EXERCISE INSTRUCTIONS
Write out every entry again exactly as it stands.
____
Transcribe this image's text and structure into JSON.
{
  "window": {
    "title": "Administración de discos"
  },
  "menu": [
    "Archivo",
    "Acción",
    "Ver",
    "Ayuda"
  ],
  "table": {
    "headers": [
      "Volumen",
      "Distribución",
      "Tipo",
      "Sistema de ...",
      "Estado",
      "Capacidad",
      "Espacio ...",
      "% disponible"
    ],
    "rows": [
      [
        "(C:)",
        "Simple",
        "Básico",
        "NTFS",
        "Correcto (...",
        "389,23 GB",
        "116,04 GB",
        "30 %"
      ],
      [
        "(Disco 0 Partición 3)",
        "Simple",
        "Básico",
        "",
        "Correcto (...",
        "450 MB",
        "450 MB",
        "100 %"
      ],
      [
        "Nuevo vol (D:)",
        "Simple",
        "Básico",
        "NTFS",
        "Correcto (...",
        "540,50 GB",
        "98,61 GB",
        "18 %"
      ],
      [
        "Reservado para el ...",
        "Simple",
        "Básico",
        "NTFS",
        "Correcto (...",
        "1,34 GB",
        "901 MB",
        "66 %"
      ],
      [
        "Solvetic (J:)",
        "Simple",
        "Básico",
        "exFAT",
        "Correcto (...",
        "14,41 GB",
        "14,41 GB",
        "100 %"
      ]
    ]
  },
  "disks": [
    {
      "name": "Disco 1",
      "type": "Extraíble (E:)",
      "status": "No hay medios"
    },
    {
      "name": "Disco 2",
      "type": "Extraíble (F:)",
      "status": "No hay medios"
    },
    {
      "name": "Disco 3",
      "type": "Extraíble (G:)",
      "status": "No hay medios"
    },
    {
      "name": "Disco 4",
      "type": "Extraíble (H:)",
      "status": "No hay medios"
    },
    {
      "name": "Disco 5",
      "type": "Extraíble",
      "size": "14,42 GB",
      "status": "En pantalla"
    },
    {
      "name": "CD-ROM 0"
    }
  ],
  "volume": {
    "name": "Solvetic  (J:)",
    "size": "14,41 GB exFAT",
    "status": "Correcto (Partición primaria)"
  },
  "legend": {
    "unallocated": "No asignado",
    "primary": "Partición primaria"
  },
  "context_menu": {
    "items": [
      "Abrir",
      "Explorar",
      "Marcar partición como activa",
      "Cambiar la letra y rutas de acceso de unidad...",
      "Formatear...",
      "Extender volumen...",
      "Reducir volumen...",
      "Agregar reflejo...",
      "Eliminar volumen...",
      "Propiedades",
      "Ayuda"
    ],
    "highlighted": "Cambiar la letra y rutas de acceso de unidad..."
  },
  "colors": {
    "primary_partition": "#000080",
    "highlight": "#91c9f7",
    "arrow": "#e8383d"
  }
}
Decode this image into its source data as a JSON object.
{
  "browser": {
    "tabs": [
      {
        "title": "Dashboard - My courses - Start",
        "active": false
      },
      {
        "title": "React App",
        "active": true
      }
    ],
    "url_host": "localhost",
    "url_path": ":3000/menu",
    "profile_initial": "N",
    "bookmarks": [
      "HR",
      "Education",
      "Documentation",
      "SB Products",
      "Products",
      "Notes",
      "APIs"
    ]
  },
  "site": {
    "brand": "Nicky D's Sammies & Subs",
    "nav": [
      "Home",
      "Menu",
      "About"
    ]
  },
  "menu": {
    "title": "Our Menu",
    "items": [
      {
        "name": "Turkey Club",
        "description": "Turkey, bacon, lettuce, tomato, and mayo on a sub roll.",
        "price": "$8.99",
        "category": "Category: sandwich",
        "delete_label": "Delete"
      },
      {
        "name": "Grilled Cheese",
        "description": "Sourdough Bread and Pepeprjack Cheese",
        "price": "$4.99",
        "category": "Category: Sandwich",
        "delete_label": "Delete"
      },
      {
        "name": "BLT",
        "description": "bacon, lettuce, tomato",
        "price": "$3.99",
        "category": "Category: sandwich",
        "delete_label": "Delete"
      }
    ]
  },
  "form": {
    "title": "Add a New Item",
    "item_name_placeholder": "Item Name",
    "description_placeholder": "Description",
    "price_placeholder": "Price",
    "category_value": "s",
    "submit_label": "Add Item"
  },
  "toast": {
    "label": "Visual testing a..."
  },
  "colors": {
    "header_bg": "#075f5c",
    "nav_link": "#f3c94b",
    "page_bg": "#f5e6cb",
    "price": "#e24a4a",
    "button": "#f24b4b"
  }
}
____
WRITTEN ANSWER
Transcribe this image's text and structure into JSON.
{
  "window": {
    "title": "Administración de discos"
  },
  "menu": [
    "Archivo",
    "Acción",
    "Ver",
    "Ayuda"
  ],
  "table": {
    "headers": [
      "Volumen",
      "Distribución",
      "Tipo",
      "Sistema de ...",
      "Estado",
      "Capacidad",
      "Espacio ...",
      "% disponible"
    ],
    "rows": [
      [
        "(C:)",
        "Simple",
        "Básico",
        "NTFS",
        "Correcto (...",
        "389,23 GB",
        "116,04 GB",
        "30 %"
      ],
      [
        "(Disco 0 Partición 3)",
        "Simple",
        "Básico",
        "",
        "Correcto (...",
        "450 MB",
        "450 MB",
        "100 %"
      ],
      [
        "Nuevo vol (D:)",
        "Simple",
        "Básico",
        "NTFS",
        "Correcto (...",
        "540,50 GB",
        "98,61 GB",
        "18 %"
      ],
      [
        "Reservado para el ...",
        "Simple",
        "Básico",
        "NTFS",
        "Correcto (...",
        "1,34 GB",
        "901 MB",
        "66 %"
      ],
      [
        "Solvetic (J:)",
        "Simple",
        "Básico",
        "exFAT",
        "Correcto (...",
        "14,41 GB",
        "14,41 GB",
        "100 %"
      ]
    ]
  },
  "disks": [
    {
      "name": "Disco 1",
      "type": "Extraíble (E:)",
      "status": "No hay medios"
    },
    {
      "name": "Disco 2",
      "type": "Extraíble (F:)",
      "status": "No hay medios"
    },
    {
      "name": "Disco 3",
      "type": "Extraíble (G:)",
      "status": "No hay medios"
    },
    {
      "name": "Disco 4",
      "type": "Extraíble (H:)",
      "status": "No hay medios"
    },
    {
      "name": "Disco 5",
      "type": "Extraíble",
      "size": "14,42 GB",
      "status": "En pantalla"
    },
    {
      "name": "CD-ROM 0"
    }
  ],
  "volume": {
    "name": "Solvetic  (J:)",
    "size": "14,41 GB exFAT",
    "status": "Correcto (Partición primaria)"
  },
  "legend": {
    "unallocated": "No asignado",
    "primary": "Partición primaria"
  },
  "context_menu": {
    "items": [
      "Abrir",
      "Explorar",
      "Marcar partición como activa",
      "Cambiar la letra y rutas de acceso de unidad...",
      "Formatear...",
      "Extender volumen...",
      "Reducir volumen...",
      "Agregar reflejo...",
      "Eliminar volumen...",
      "Propiedades",
      "Ayuda"
    ],
    "highlighted": "Cambiar la letra y rutas de acceso de unidad..."
  },
  "colors": {
    "primary_partition": "#000080",
    "highlight": "#91c9f7",
    "arrow": "#e8383d"
  }
}
Decode this image into its source data as a JSON object.
{
  "browser": {
    "tabs": [
      {
        "title": "Dashboard - My courses - Start",
        "active": false
      },
      {
        "title": "React App",
        "active": true
      }
    ],
    "url_host": "localhost",
    "url_path": ":3000/menu",
    "profile_initial": "N",
    "bookmarks": [
      "HR",
      "Education",
      "Documentation",
      "SB Products",
      "Products",
      "Notes",
      "APIs"
    ]
  },
  "site": {
    "brand": "Nicky D's Sammies & Subs",
    "nav": [
      "Home",
      "Menu",
      "About"
    ]
  },
  "menu": {
    "title": "Our Menu",
    "items": [
      {
        "name": "Turkey Club",
        "description": "Turkey, bacon, lettuce, tomato, and mayo on a sub roll.",
        "price": "$8.99",
        "category": "Category: sandwich",
        "delete_label": "Delete"
      },
      {
        "name": "Grilled Cheese",
        "description": "Sourdough Bread and Pepeprjack Cheese",
        "price": "$4.99",
        "category": "Category: Sandwich",
        "delete_label": "Delete"
      },
      {
        "name": "BLT",
        "description": "bacon, lettuce, tomato",
        "price": "$3.99",
        "category": "Category: sandwich",
        "delete_label": "Delete"
      }
    ]
  },
  "form": {
    "title": "Add a New Item",
    "item_name_placeholder": "Item Name",
    "description_placeholder": "Description",
    "price_placeholder": "Price",
    "category_value": "s",
    "submit_label": "Add Item"
  },
  "toast": {
    "label": "Visual testing a..."
  },
  "colors": {
    "header_bg": "#075f5c",
    "nav_link": "#f3c94b",
    "page_bg": "#f5e6cb",
    "price": "#e24a4a",
    "button": "#f24b4b"
  }
}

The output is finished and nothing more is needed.